╔══
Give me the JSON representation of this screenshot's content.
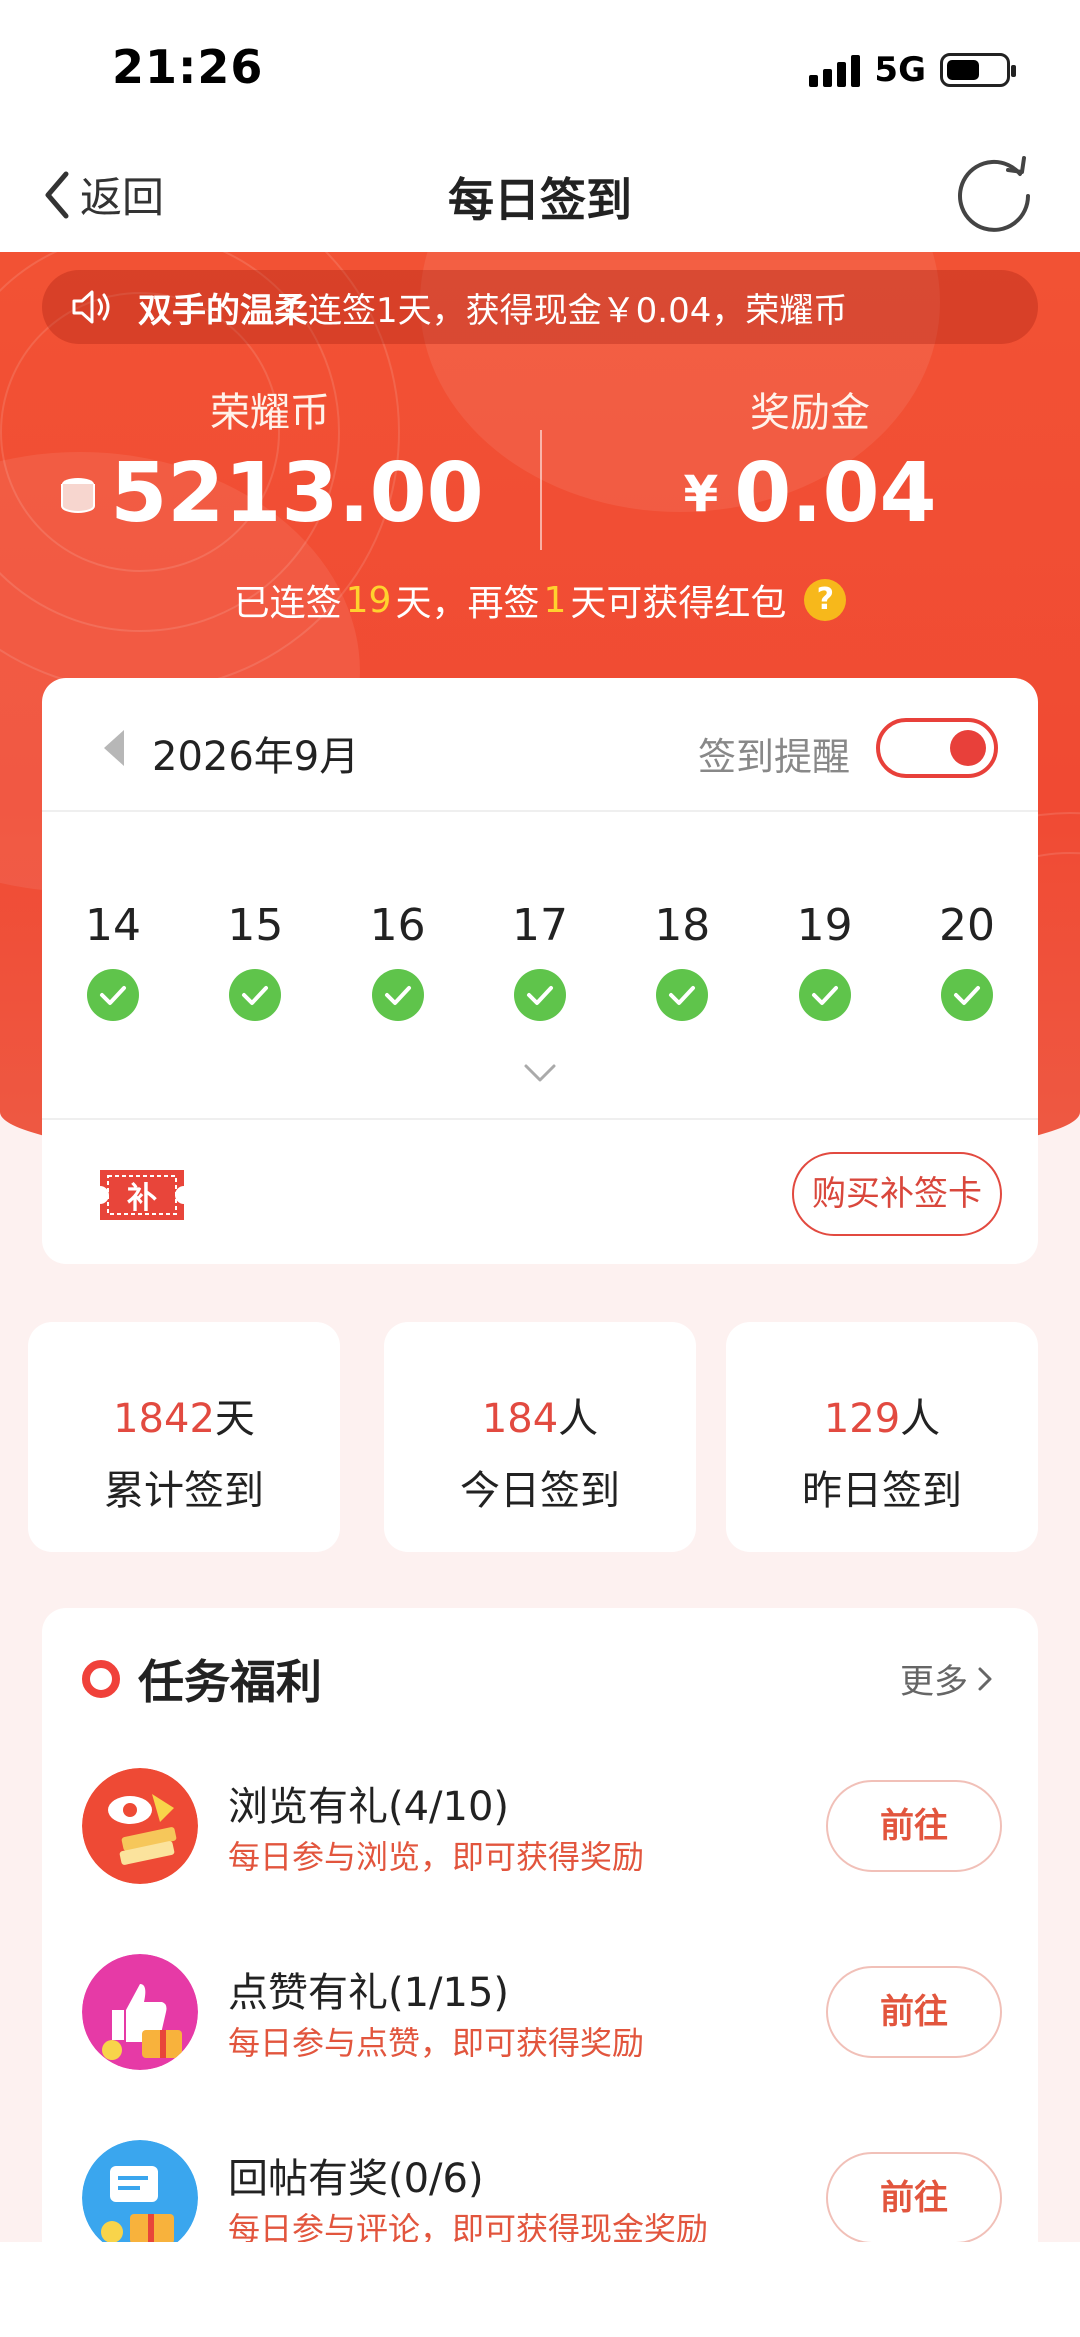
{
  "status_bar": {
    "time": "21:26",
    "network": "5G"
  },
  "nav": {
    "back_label": "返回",
    "title": "每日签到"
  },
  "announcement": {
    "user": "双手的温柔",
    "text": "连签1天，获得现金￥0.04，荣耀币"
  },
  "wallet": {
    "coins_label": "荣耀币",
    "coins_value": "5213.00",
    "bonus_label": "奖励金",
    "bonus_symbol": "¥",
    "bonus_value": "0.04"
  },
  "streak": {
    "pre": "已连签",
    "days": "19",
    "mid": "天，再签",
    "remain": "1",
    "post": "天可获得红包",
    "help": "?"
  },
  "calendar": {
    "month": "2026年9月",
    "remind_label": "签到提醒",
    "remind_on": true,
    "days": [
      "14",
      "15",
      "16",
      "17",
      "18",
      "19",
      "20"
    ],
    "checked": [
      true,
      true,
      true,
      true,
      true,
      true,
      true
    ],
    "makeup_icon_text": "补",
    "buy_label": "购买补签卡"
  },
  "stats": [
    {
      "value": "1842",
      "unit": "天",
      "label": "累计签到"
    },
    {
      "value": "184",
      "unit": "人",
      "label": "今日签到"
    },
    {
      "value": "129",
      "unit": "人",
      "label": "昨日签到"
    }
  ],
  "tasks": {
    "title": "任务福利",
    "more": "更多",
    "go_label": "前往",
    "items": [
      {
        "name": "浏览有礼(4/10)",
        "desc": "每日参与浏览，即可获得奖励",
        "icon": "browse-gift-icon"
      },
      {
        "name": "点赞有礼(1/15)",
        "desc": "每日参与点赞，即可获得奖励",
        "icon": "like-gift-icon"
      },
      {
        "name": "回帖有奖(0/6)",
        "desc": "每日参与评论，即可获得现金奖励",
        "icon": "reply-gift-icon"
      }
    ]
  },
  "colors": {
    "brand": "#f04a33",
    "accent_text": "#e24a40",
    "check": "#5fc44b",
    "highlight": "#ffd22e"
  }
}
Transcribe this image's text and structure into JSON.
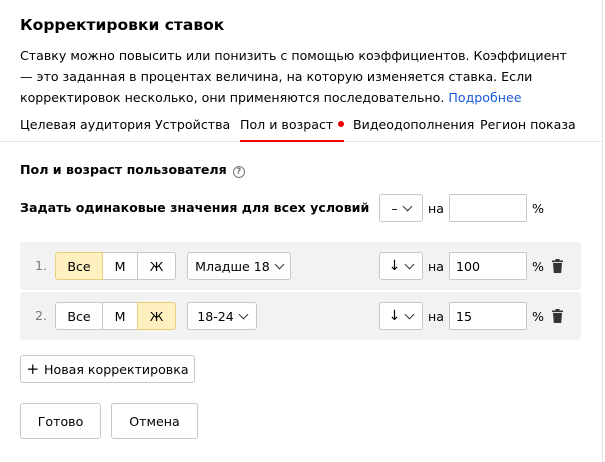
{
  "dialog": {
    "title": "Корректировки ставок",
    "description": "Ставку можно повысить или понизить с помощью коэффициентов. Коэффициент — это заданная в процентах величина, на которую изменяется ставка. Если корректировок несколько, они применяются последовательно.",
    "more_link": "Подробнее"
  },
  "tabs": [
    {
      "label": "Целевая аудитория",
      "active": false
    },
    {
      "label": "Устройства",
      "active": false
    },
    {
      "label": "Пол и возраст",
      "active": true,
      "has_dot": true
    },
    {
      "label": "Видеодополнения",
      "active": false
    },
    {
      "label": "Регион показа",
      "active": false
    }
  ],
  "section": {
    "title": "Пол и возраст пользователя",
    "help_icon": "question-circle-icon",
    "same_values_label": "Задать одинаковые значения для всех условий",
    "same_direction": "–",
    "on_label": "на",
    "same_value": "",
    "percent": "%"
  },
  "rows": [
    {
      "number": "1.",
      "gender_options": [
        "Все",
        "М",
        "Ж"
      ],
      "gender_selected": "Все",
      "age": "Младше 18",
      "direction": "↓",
      "on_label": "на",
      "value": "100",
      "percent": "%"
    },
    {
      "number": "2.",
      "gender_options": [
        "Все",
        "М",
        "Ж"
      ],
      "gender_selected": "Ж",
      "age": "18-24",
      "direction": "↓",
      "on_label": "на",
      "value": "15",
      "percent": "%"
    }
  ],
  "add_button": {
    "plus": "+",
    "label": "Новая корректировка"
  },
  "footer": {
    "done": "Готово",
    "cancel": "Отмена"
  },
  "colors": {
    "accent_red": "#f00000",
    "link": "#1a5ad9",
    "selected_bg": "#fff0c0",
    "row_bg": "#f2f2f2"
  }
}
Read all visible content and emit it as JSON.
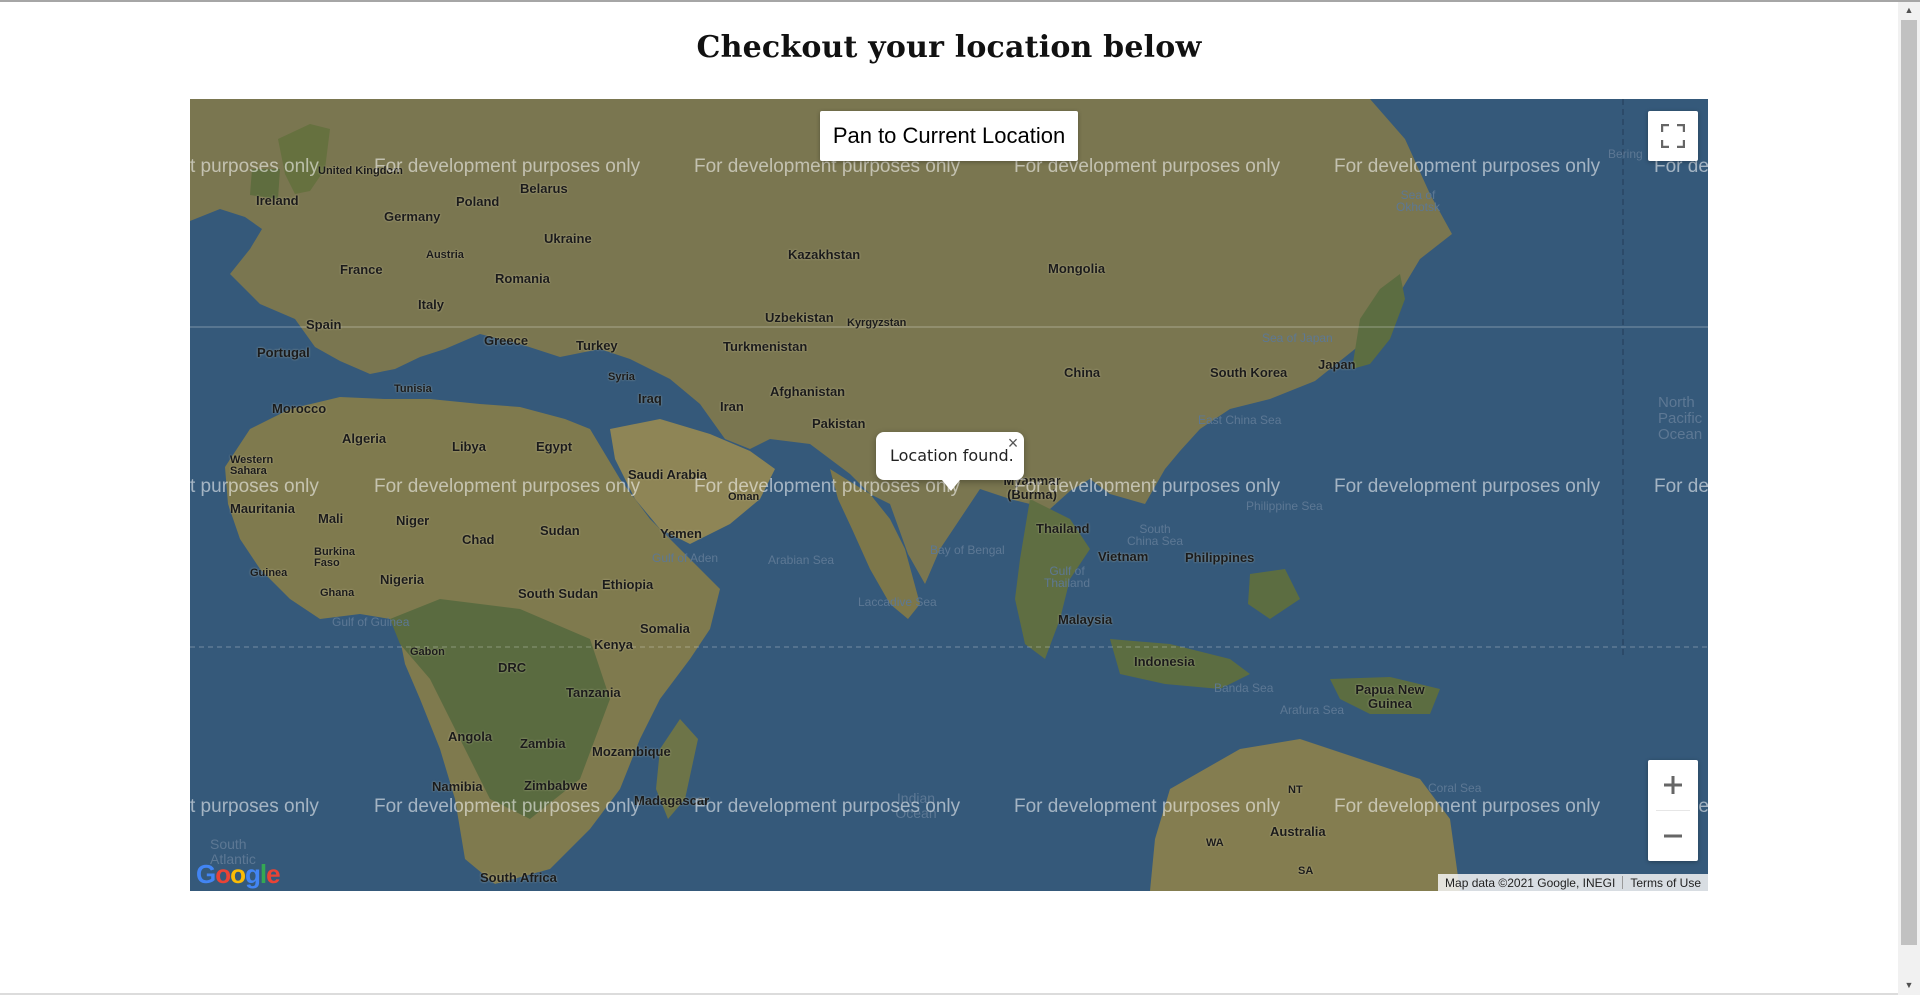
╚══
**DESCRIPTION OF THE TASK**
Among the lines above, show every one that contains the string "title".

**ANSWER**
    "title": "每日签到"
    "title": "任务福利",
    "title": "Корректировки ставок",
    "title": "Пол и возраст пользователя",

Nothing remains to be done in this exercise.